changes that followed. The defeat in World War One was the first step of a long
road of conflict ending in Germanys defeat in World War Two.
Germanys defeat in the First World War is definitely a key turning point, as it
influenced all of the changes that ultimately led to the Second World War. The
war cost Germany $38 billion[1], on top of which 6.6 billion had to payed in
reparations as stated in the Treaty of Versailles. Part of this Treaty also meant a
great loss in Germanys empire; she lost approximately 6.5 million people, and
nearly 13% of her pre-war territory. So not only was Germany in crippling debt,
her views had been completely ignored at the Treaty, leading to bitterness
among her people towards the Treaty and the government who was partly
blamed for their loss. As well as this, Germany was forced to sign the Treaty and
take all blame and responsibility for the damage and loss of the war. This was
embarrassing for the people of Germany and again caused bitterness and
resentment among them.
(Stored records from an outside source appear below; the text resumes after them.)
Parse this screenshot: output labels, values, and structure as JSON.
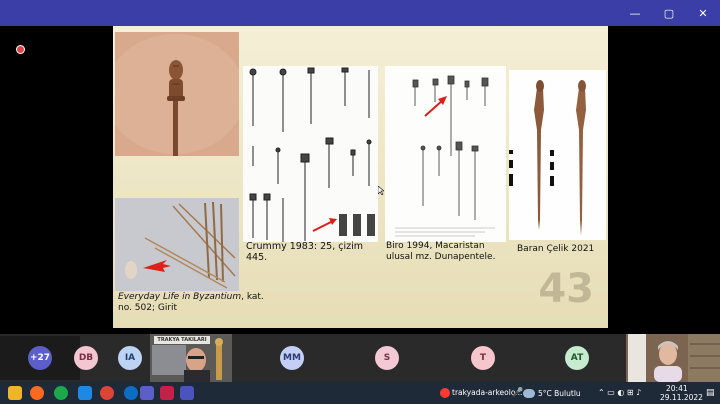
{
  "window": {
    "controls": {
      "minimize": "—",
      "maximize": "▢",
      "close": "✕"
    }
  },
  "slide": {
    "captions": {
      "everyday_title": "Everyday Life in Byzantium",
      "everyday_rest": ", kat. no. 502; Girit",
      "crummy": "Crummy 1983: 25, çizim 445.",
      "biro": "Biro 1994, Macaristan ulusal mz. Dunapentele.",
      "celik": "Baran Çelik 2021"
    },
    "slide_number": "43"
  },
  "participants": [
    {
      "initials": "+27",
      "color": "#5b5fc7"
    },
    {
      "initials": "DB",
      "color": "#f4c6d2"
    },
    {
      "initials": "IA",
      "color": "#bcd3f4"
    },
    {
      "initials": "MM",
      "color": "#c5cff5"
    },
    {
      "initials": "S",
      "color": "#f2c9d4"
    },
    {
      "initials": "T",
      "color": "#f7c6cd"
    },
    {
      "initials": "AT",
      "color": "#c6ebcf"
    }
  ],
  "video_tile_top": {
    "banner": "TRAKYA TAKILARI"
  },
  "taskbar": {
    "teams_label": "trakyada-arkeolo...",
    "weather": "5°C  Bulutlu",
    "time": "20:41",
    "date": "29.11.2022"
  },
  "colors": {
    "titlebar": "#3b3ea6",
    "taskbar": "#1f2a38",
    "slide_bg": "#f0ead0"
  }
}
It was this negativity and hatred in Germany that
allowed her development steer towards more extremist views such as Nazism.
Hitler was able to use the anger of the people to help direct the power vacuum
left over after the Kaiser was forced into abdication into his own hands, and it is
in this way that Nazism gained popular appeal among the people of Germany.
Her defeat in World War One had consequences that were far reaching and
therefore can be seen as a significant turning point in Germanys development.

Between 1914 and 1918, industrial output fell by over 40% [2], millions of working
men were killed in war, and there were food shortages. Germanys usual trading
partners favoured doing business with the Allies over her so not much money
was coming in from imports and exports either. This led to further unrest
amongst the people, who felt something needed to be done and because they
felt so let down by the previous government they were much more likely to opt
for change and more radical views, such as Nazism which promised to make
Germany great again and restore her power. The signing of the Treaty of
Versailles in 1919 seemed to be the final push for the people of Germany to start
taking action and led to several Left Wing uprisings in 1919. Peoples views were
becoming more radical and support for the Nazi party grew more and more:
Hitler was seen as a symbol of hope.
Overall, it can be argued that Germanys defeat in the First World War had knockon effects which directly led to the rise of Hitler and Nazism. If there wasnt a
power vacuum to be filled after her defeat, the Nazis wouldnt have risen to
power and had the popularity they did, and the Second World War as well as
many other events that followed wouldnt have happened. Therefore, Germanys
defeat in World War One was a huge significant turning point in terms of her
development because without it, there wouldnt have been as many major
turning points occurring afterwards, such as World War Two.